Labour market indicators continue to be somewhat mixed. The unemployment rate has declined this year, although some measures of labour underutilisation are little changed. There continues to be considerable variation in employment outcomes across the country. Part-time employment has been growing strongly, but employment growth overall has slowed. The forward-looking indicators point to continued expansion in employment in the near term.

Inflation remains quite low. The continuing subdued growth in labour costs means that inflation is expected to remain low for some time, before returning to more normal levels.

Low interest rates have been supporting domestic demand and the lower exchange rate since 2013 has been helping the traded sector. Financial institutions are in a position to lend for worthwhile purposes. These factors are assisting the economy to make the necessary adjustments, though an appreciating exchange rate could complicate this.

Conditions in the housing market have strengthened overall, although they vary considerably around the country. In some markets, prices are rising briskly, while in others they are declining. Housing credit has picked up a little, although turnover of established dwellings is lower than it was a year ago. Supervisory measures have strengthened lending standards and some lenders are taking a more cautious attitude to lending in certain segments. Considerable supply of apartments is scheduled to come on stream over the next couple of years, particularly in the eastern capital cities.

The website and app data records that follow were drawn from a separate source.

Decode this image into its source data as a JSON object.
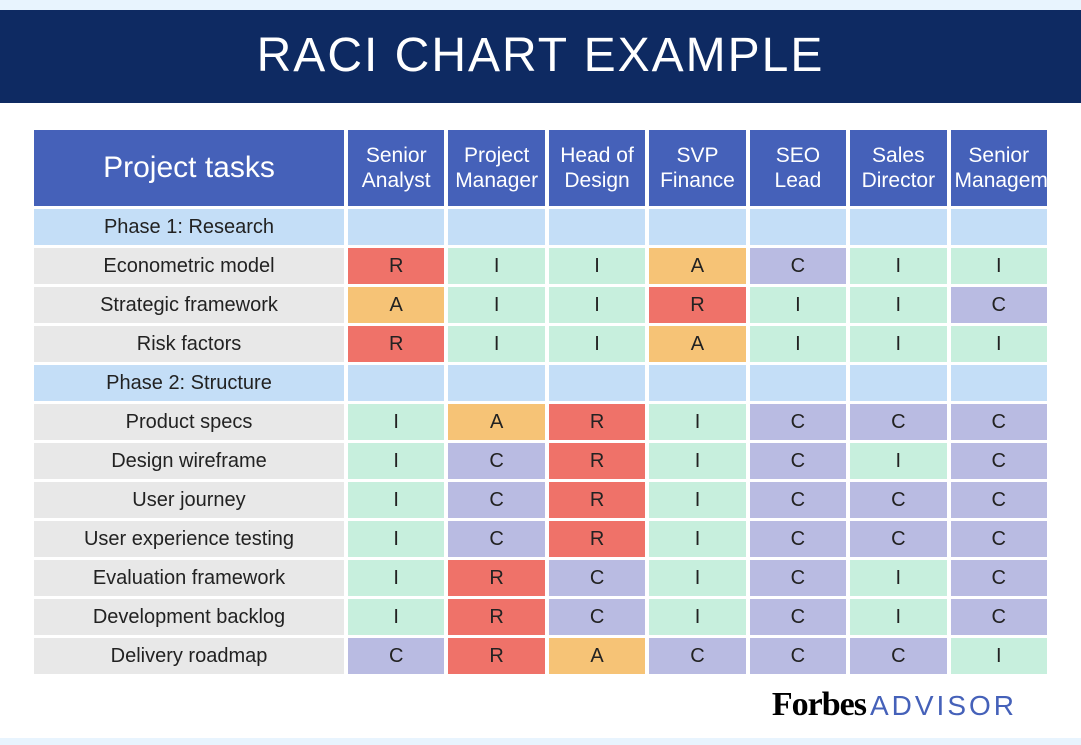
{
  "title": "RACI CHART EXAMPLE",
  "tasks_header": "Project tasks",
  "roles": [
    "Senior Analyst",
    "Project Manager",
    "Head of Design",
    "SVP Finance",
    "SEO Lead",
    "Sales Director",
    "Senior Management"
  ],
  "rows": [
    {
      "type": "phase",
      "label": "Phase 1: Research"
    },
    {
      "type": "task",
      "label": "Econometric model",
      "cells": [
        "R",
        "I",
        "I",
        "A",
        "C",
        "I",
        "I"
      ]
    },
    {
      "type": "task",
      "label": "Strategic framework",
      "cells": [
        "A",
        "I",
        "I",
        "R",
        "I",
        "I",
        "C"
      ]
    },
    {
      "type": "task",
      "label": "Risk factors",
      "cells": [
        "R",
        "I",
        "I",
        "A",
        "I",
        "I",
        "I"
      ]
    },
    {
      "type": "phase",
      "label": "Phase 2: Structure"
    },
    {
      "type": "task",
      "label": "Product specs",
      "cells": [
        "I",
        "A",
        "R",
        "I",
        "C",
        "C",
        "C"
      ]
    },
    {
      "type": "task",
      "label": "Design wireframe",
      "cells": [
        "I",
        "C",
        "R",
        "I",
        "C",
        "I",
        "C"
      ]
    },
    {
      "type": "task",
      "label": "User journey",
      "cells": [
        "I",
        "C",
        "R",
        "I",
        "C",
        "C",
        "C"
      ]
    },
    {
      "type": "task",
      "label": "User experience testing",
      "cells": [
        "I",
        "C",
        "R",
        "I",
        "C",
        "C",
        "C"
      ]
    },
    {
      "type": "task",
      "label": "Evaluation framework",
      "cells": [
        "I",
        "R",
        "C",
        "I",
        "C",
        "I",
        "C"
      ]
    },
    {
      "type": "task",
      "label": "Development backlog",
      "cells": [
        "I",
        "R",
        "C",
        "I",
        "C",
        "I",
        "C"
      ]
    },
    {
      "type": "task",
      "label": "Delivery roadmap",
      "cells": [
        "C",
        "R",
        "A",
        "C",
        "C",
        "C",
        "I"
      ]
    }
  ],
  "footer_brand": "Forbes",
  "footer_sub": "ADVISOR",
  "colors": {
    "R": "#ef7269",
    "A": "#f6c376",
    "C": "#b9bbe2",
    "I": "#c7efdd",
    "phase": "#c4def7",
    "header": "#4561b9",
    "banner": "#0e2a62"
  }
}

Growth in rents is the slowest for some decades.

Taking account of the available information, and having eased monetary policy earlier in the year, the Board judged that holding the stance of policy unchanged at this meeting would be consistent with sustainable growth in the economy and achieving the inflation target over time.